Data for processing:
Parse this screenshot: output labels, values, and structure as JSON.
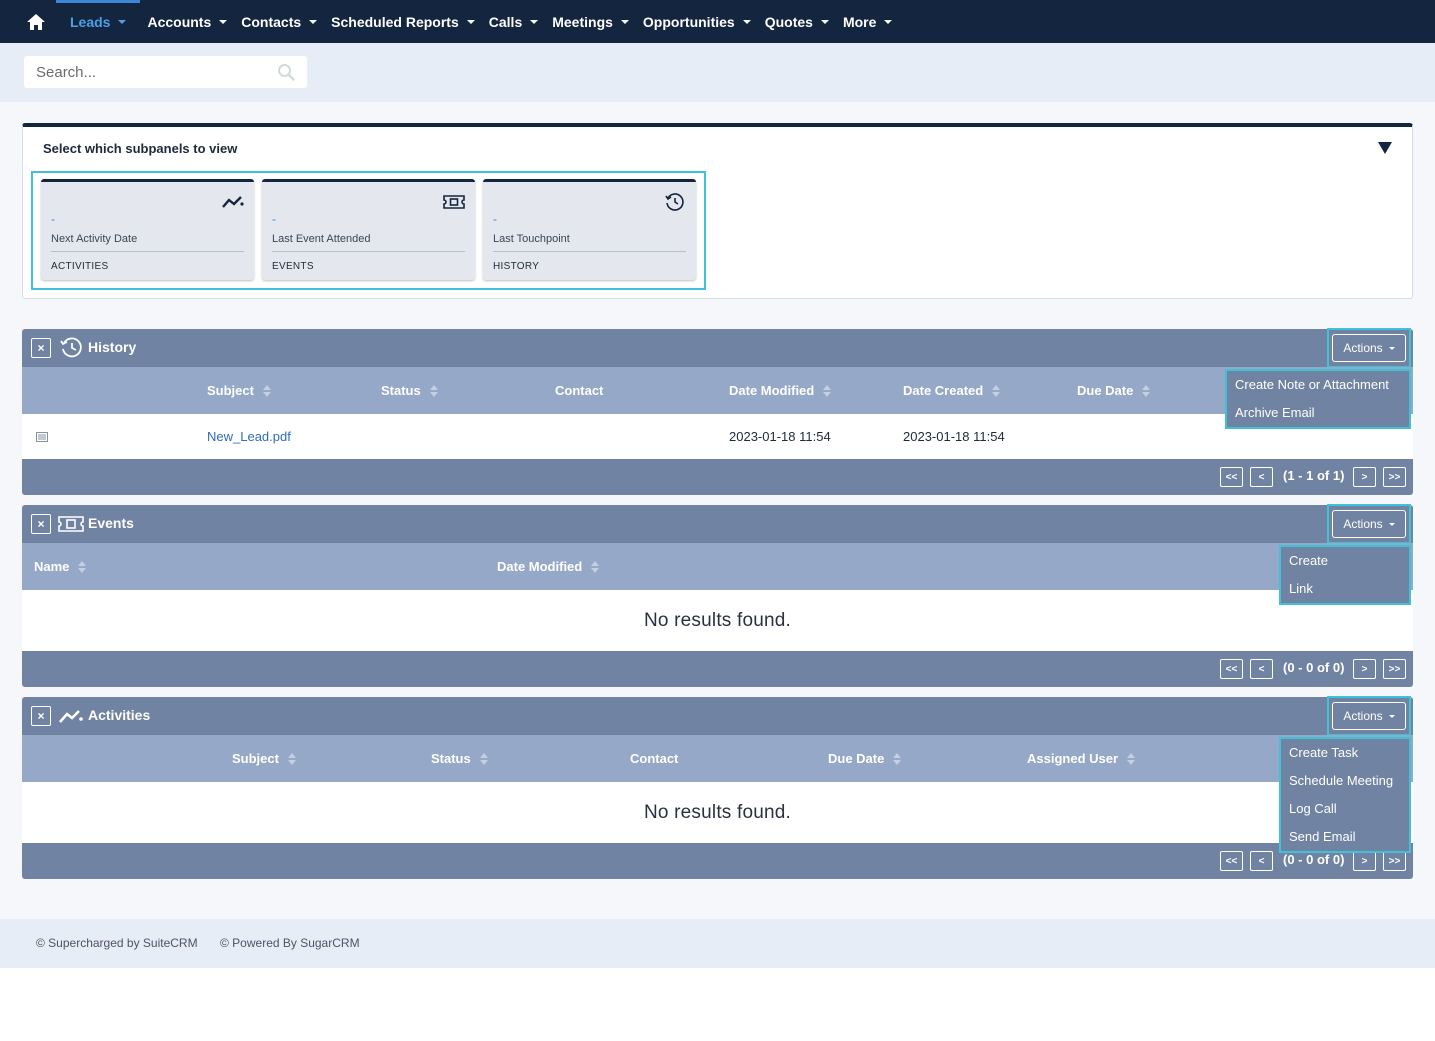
{
  "nav": {
    "home_icon": "home-icon",
    "items": [
      {
        "label": "Leads",
        "active": true
      },
      {
        "label": "Accounts"
      },
      {
        "label": "Contacts"
      },
      {
        "label": "Scheduled Reports"
      },
      {
        "label": "Calls"
      },
      {
        "label": "Meetings"
      },
      {
        "label": "Opportunities"
      },
      {
        "label": "Quotes"
      },
      {
        "label": "More"
      }
    ]
  },
  "search": {
    "placeholder": "Search...",
    "icon": "search-icon"
  },
  "selector": {
    "title": "Select which subpanels to view",
    "cards": [
      {
        "value": "-",
        "label": "Next Activity Date",
        "type": "ACTIVITIES",
        "icon": "activity-chart-icon"
      },
      {
        "value": "-",
        "label": "Last Event Attended",
        "type": "EVENTS",
        "icon": "ticket-icon"
      },
      {
        "value": "-",
        "label": "Last Touchpoint",
        "type": "HISTORY",
        "icon": "history-clock-icon"
      }
    ]
  },
  "history": {
    "title": "History",
    "close": "×",
    "actions_label": "Actions",
    "columns": [
      "Subject",
      "Status",
      "Contact",
      "Date Modified",
      "Date Created",
      "Due Date"
    ],
    "rows": [
      {
        "subject": "New_Lead.pdf",
        "date_modified": "2023-01-18 11:54",
        "date_created": "2023-01-18 11:54"
      }
    ],
    "menu": [
      "Create Note or Attachment",
      "Archive Email"
    ],
    "pagination": {
      "first": "<<",
      "prev": "<",
      "count": "(1 - 1 of 1)",
      "next": ">",
      "last": ">>"
    }
  },
  "events": {
    "title": "Events",
    "close": "×",
    "actions_label": "Actions",
    "columns": [
      "Name",
      "Date Modified"
    ],
    "empty": "No results found.",
    "menu": [
      "Create",
      "Link"
    ],
    "pagination": {
      "first": "<<",
      "prev": "<",
      "count": "(0 - 0 of 0)",
      "next": ">",
      "last": ">>"
    }
  },
  "activities": {
    "title": "Activities",
    "close": "×",
    "actions_label": "Actions",
    "columns": [
      "Subject",
      "Status",
      "Contact",
      "Due Date",
      "Assigned User"
    ],
    "empty": "No results found.",
    "menu": [
      "Create Task",
      "Schedule Meeting",
      "Log Call",
      "Send Email"
    ],
    "pagination": {
      "first": "<<",
      "prev": "<",
      "count": "(0 - 0 of 0)",
      "next": ">",
      "last": ">>"
    }
  },
  "footer": {
    "left": "© Supercharged by SuiteCRM",
    "right": "© Powered By SugarCRM"
  },
  "colors": {
    "nav_bg": "#14253f",
    "panel_head": "#7183a3",
    "panel_cols": "#95a8c7",
    "highlight": "#3fc2d6",
    "link": "#2e6bbf"
  }
}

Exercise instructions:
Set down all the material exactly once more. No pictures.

Written response:
Parse this screenshot: output labels, values, and structure as JSON.
{
  "nav": {
    "home_icon": "home-icon",
    "items": [
      {
        "label": "Leads",
        "active": true
      },
      {
        "label": "Accounts"
      },
      {
        "label": "Contacts"
      },
      {
        "label": "Scheduled Reports"
      },
      {
        "label": "Calls"
      },
      {
        "label": "Meetings"
      },
      {
        "label": "Opportunities"
      },
      {
        "label": "Quotes"
      },
      {
        "label": "More"
      }
    ]
  },
  "search": {
    "placeholder": "Search...",
    "icon": "search-icon"
  },
  "selector": {
    "title": "Select which subpanels to view",
    "cards": [
      {
        "value": "-",
        "label": "Next Activity Date",
        "type": "ACTIVITIES",
        "icon": "activity-chart-icon"
      },
      {
        "value": "-",
        "label": "Last Event Attended",
        "type": "EVENTS",
        "icon": "ticket-icon"
      },
      {
        "value": "-",
        "label": "Last Touchpoint",
        "type": "HISTORY",
        "icon": "history-clock-icon"
      }
    ]
  },
  "history": {
    "title": "History",
    "close": "×",
    "actions_label": "Actions",
    "columns": [
      "Subject",
      "Status",
      "Contact",
      "Date Modified",
      "Date Created",
      "Due Date"
    ],
    "rows": [
      {
        "subject": "New_Lead.pdf",
        "date_modified": "2023-01-18 11:54",
        "date_created": "2023-01-18 11:54"
      }
    ],
    "menu": [
      "Create Note or Attachment",
      "Archive Email"
    ],
    "pagination": {
      "first": "<<",
      "prev": "<",
      "count": "(1 - 1 of 1)",
      "next": ">",
      "last": ">>"
    }
  },
  "events": {
    "title": "Events",
    "close": "×",
    "actions_label": "Actions",
    "columns": [
      "Name",
      "Date Modified"
    ],
    "empty": "No results found.",
    "menu": [
      "Create",
      "Link"
    ],
    "pagination": {
      "first": "<<",
      "prev": "<",
      "count": "(0 - 0 of 0)",
      "next": ">",
      "last": ">>"
    }
  },
  "activities": {
    "title": "Activities",
    "close": "×",
    "actions_label": "Actions",
    "columns": [
      "Subject",
      "Status",
      "Contact",
      "Due Date",
      "Assigned User"
    ],
    "empty": "No results found.",
    "menu": [
      "Create Task",
      "Schedule Meeting",
      "Log Call",
      "Send Email"
    ],
    "pagination": {
      "first": "<<",
      "prev": "<",
      "count": "(0 - 0 of 0)",
      "next": ">",
      "last": ">>"
    }
  },
  "footer": {
    "left": "© Supercharged by SuiteCRM",
    "right": "© Powered By SugarCRM"
  },
  "colors": {
    "nav_bg": "#14253f",
    "panel_head": "#7183a3",
    "panel_cols": "#95a8c7",
    "highlight": "#3fc2d6",
    "link": "#2e6bbf"
  }
}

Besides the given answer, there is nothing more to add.